One complaint that you often hear from users is that software is difficult to use, or it just doesn’t do what they want it to do. There are many reasons for this. One of which is the developer has to meet their company’s needs. These needs are typically counter to what users want, but I think the other reason for it is that developers don’t typically think of how best to facilitate what the user wants.

This can also be exacerbated by the fact the company does not want to provide a good experience. If you can only watch Disney content on a Disney app, then it doesn’t really matter how good the app is. You have to use it. The walled garden approach definitely does not suit most media.

One thing that would be nice to see is regulation to say that media that is for sale in an app needs to be accessible for any other service to sell. If you could watch Disney content on any streaming service, then you’d likely pick the one that best suits your needs and especially with film / television media no one really wants 10+ streaming apps. More so when half of them are somewhat rubbish.

And there is the thing, as smart as developers might think they are and how valuable they are, when it really comes down to it, the customer does not care about the code. They care about the food that is delivered, the film they want to watch or the package they’re getting delivered.

In terms of what will keep the company afloat, sadly, developers are kind of at the bottom. Your company can easily be replaced by someone who does it better or if all options are a bit poor then people will just bypass you.
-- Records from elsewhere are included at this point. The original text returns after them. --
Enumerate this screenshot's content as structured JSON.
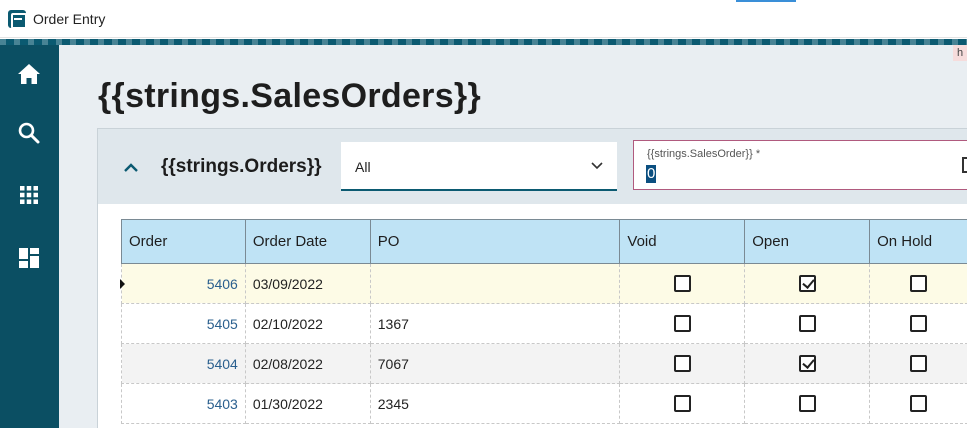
{
  "window": {
    "title": "Order Entry",
    "corner_text": "h"
  },
  "sidebar": {
    "items": [
      {
        "name": "home",
        "icon": "home-icon"
      },
      {
        "name": "search",
        "icon": "search-icon"
      },
      {
        "name": "apps",
        "icon": "grid-icon"
      },
      {
        "name": "dashboard",
        "icon": "dashboard-icon"
      }
    ]
  },
  "page": {
    "title": "{{strings.SalesOrders}}"
  },
  "panel": {
    "title": "{{strings.Orders}}",
    "filter": {
      "value": "All"
    },
    "sales_order_field": {
      "label": "{{strings.SalesOrder}} *",
      "value": "0"
    }
  },
  "grid": {
    "columns": [
      "Order",
      "Order Date",
      "PO",
      "Void",
      "Open",
      "On Hold"
    ],
    "rows": [
      {
        "order": "5406",
        "date": "03/09/2022",
        "po": "",
        "void": false,
        "open": true,
        "on_hold": false
      },
      {
        "order": "5405",
        "date": "02/10/2022",
        "po": "1367",
        "void": false,
        "open": false,
        "on_hold": false
      },
      {
        "order": "5404",
        "date": "02/08/2022",
        "po": "7067",
        "void": false,
        "open": true,
        "on_hold": false
      },
      {
        "order": "5403",
        "date": "01/30/2022",
        "po": "2345",
        "void": false,
        "open": false,
        "on_hold": false
      }
    ]
  },
  "colors": {
    "sidebar": "#0b4f63",
    "header_cell": "#bfe3f5",
    "selected_row": "#fdfbe6",
    "link": "#2a5f8e"
  }
}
As illogical as it seems to go back to vinyl or cassettes or even VHS, you see these trends. I’m sure some of that comes about from people wanting to be unique, but I think a lot of it also comes up from being fed up with the hassle of getting music digitally, which should be the best option. When it’s done well, it certainly is the best option in my mind having lived through the record, cassette, CD and minidisc era.

However, this is rarely the case and I think it’s really down to a lack of care about providing good customer service. While unrealistic, it wouldn’t hurt if developer jobs has requirements like 2 years of working in retail alongside the CS degree requirement or something that shows the developer has some sort of experience providing service towards customers.

Take this real-world example from this month. It’s slightly tweaked to protect the innocent.

We've been waiting for this since early 2019. It is needed so we can tell what type of widgets we are looking at in our tools. We cannot even discern the type of Doo-dad correctly. I'm glad we're approaching, maybe investigating the cloud requirements in future iterations.

This isn’t a one-off occurrence. A team that provides the thing the customer often wants needs certain things from the development team. However, the development team simply ignores what their internal customer requires. Frequently for many years, as shown above.

And as expected, when the developer fails, the customer goes somewhere else. These people have taken up doing their own scripting, using Excel and basically any tool that gets the job done because their job, not the code, matters.

But useless project managers and developers sit about and assume they’re the important ones and drive the direction of development.

The result is developers are effectively wasting their time doing things no one particularly cares about. The internal customer is wasting their time developing their own ways to hack together something to get the job done and a hostile environment is created, ensuring less cooperation in the future.

It doesn’t matter if Rust looking new and shiny. What does it do to better the customer’s experience?